– [Ray Diagram]

**8. Name the type of mirror used in the following situations:**

– (a) Headlights of a car:

Concave mirror. (Because it converges light to a point to produce a strong beam.)

– (b) Side/rear-view mirror of a vehicle:

Convex mirror. (Because it provides a wider field of view.)

– (c) Solar furnace:

Concave mirror. (Because it converges sunlight to a single point to generate high temperatures.)

**9. One-half of a convex lens is covered with black paper. Will this lens produce a complete image of the object? Verify your answer experimentally. Explain your observations.**

– Yes, the lens will produce a complete image of the object but with reduced brightness. Each part of the lens forms the complete image, so covering half will still allow the other half to produce the full image, though the intensity of light passing through will be less.

**10. An object 5 cm in length is held 25 cm away from a converging lens of focal length 10 cm. Draw the ray diagram and find the position, size, and nature of the image formed.**

– Use the lens formula to find the image position.

– Here,

– Solving, (positive value indicates real image).

– Magnification

–(image is inverted and smaller).

Ray Diagram:

.

– Intersection of refracted rays gives the position of the image between F and 2F on the right, inverted, and smaller.

**11. A concave lens of focal length 15 cm forms an image 10 cm from the lens. How far is the object placed from the lens? Draw the ray diagram.**

– Use the lens formula

– Here,

– Solving, (negative value indicates object is on the same side as light entering the lens).

Ray Diagram:

– Intersection of the virtual extensions of refracted rays gives the position of the virtual image.

**12. An object is placed at a distance of 10 cm from a convex mirror of focal length 15 cm. Find the position and nature of the image.**

– Using the mirror formula

– Here,

– Solving, cm (negative value indicates a virtual image).

– The image is virtual, erect, and smaller than the object.

**13. The magnification produced by a plane mirror is +1. What does this mean?**

– The magnification of +1 means the image formed by a plane mirror is of the same size as the object and erect.

**14. An object 5.0 cm in length is placed at a distance of 20 cm in front of a convex mirror of radius of curvature 30 cm. Find the position of the image, its nature, and size.**

– For a convex mirror, the focal length

– Use the mirror formulalatex] \(\frac{1}{f} = \frac{1}{v} + \frac{1}{u}\).[/latex]

– Here,

– Solving,cm (positive value indicates a virtual image).

– Magnification

–(inverted and magnified).

**15. An object of size 7.0 cm is placed at 27 cm in front of a concave mirror of focal length 18 cm. At what distance from the mirror should a screen be placed, so that a sharp-focused image can be obtained? Find the size and the nature of the image.**

– Using the mirror formula [lattex]\(\frac{1}{f} = \frac{1}{v} + \frac{1}{u}\).[/latex]

– Here,

– Solving, (positive value indicates real image).

– Magnification

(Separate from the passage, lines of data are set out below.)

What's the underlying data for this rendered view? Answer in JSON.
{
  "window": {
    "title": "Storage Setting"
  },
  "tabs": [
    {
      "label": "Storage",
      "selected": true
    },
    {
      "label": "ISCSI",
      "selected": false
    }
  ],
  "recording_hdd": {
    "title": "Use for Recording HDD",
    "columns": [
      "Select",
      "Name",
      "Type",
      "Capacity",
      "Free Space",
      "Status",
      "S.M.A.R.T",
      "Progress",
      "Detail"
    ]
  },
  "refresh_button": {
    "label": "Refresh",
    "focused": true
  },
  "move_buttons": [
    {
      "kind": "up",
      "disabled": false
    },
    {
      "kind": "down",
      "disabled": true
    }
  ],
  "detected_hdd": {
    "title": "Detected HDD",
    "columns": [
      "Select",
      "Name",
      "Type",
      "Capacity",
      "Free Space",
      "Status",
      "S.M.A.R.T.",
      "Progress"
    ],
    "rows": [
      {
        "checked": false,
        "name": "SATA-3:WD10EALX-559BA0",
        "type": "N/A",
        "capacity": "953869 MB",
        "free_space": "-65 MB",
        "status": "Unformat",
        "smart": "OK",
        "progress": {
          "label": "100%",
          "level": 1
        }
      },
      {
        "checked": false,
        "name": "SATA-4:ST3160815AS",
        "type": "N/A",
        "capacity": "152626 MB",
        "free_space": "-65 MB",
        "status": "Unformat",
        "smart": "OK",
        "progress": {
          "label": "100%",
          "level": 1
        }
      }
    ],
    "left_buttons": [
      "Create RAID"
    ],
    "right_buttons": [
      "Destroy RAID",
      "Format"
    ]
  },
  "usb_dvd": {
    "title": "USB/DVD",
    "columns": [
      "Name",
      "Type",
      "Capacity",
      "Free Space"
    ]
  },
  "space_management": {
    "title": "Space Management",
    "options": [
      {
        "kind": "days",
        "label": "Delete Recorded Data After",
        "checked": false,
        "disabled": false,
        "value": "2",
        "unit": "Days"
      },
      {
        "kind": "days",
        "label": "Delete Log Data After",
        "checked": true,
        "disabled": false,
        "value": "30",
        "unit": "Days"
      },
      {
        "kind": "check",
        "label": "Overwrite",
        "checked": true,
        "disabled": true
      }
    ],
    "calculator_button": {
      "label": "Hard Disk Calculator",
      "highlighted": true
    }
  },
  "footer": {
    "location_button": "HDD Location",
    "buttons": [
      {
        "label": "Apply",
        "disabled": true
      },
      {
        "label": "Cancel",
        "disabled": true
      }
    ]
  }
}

– (inverted and smaller).

**16. Find the focal length of a lens of power –2.0 D. What type of lens is this?**

– The focal length

– This is a concave lens (negative focal length indicates diverging lens).

**17. A doctor has prescribed a corrective lens of power +1.5 D. Find the focal length of the lens. Is the prescribed lens diverging or converging?**

– The focal length

– This is a convex lens (positive focal length indicates converging lens).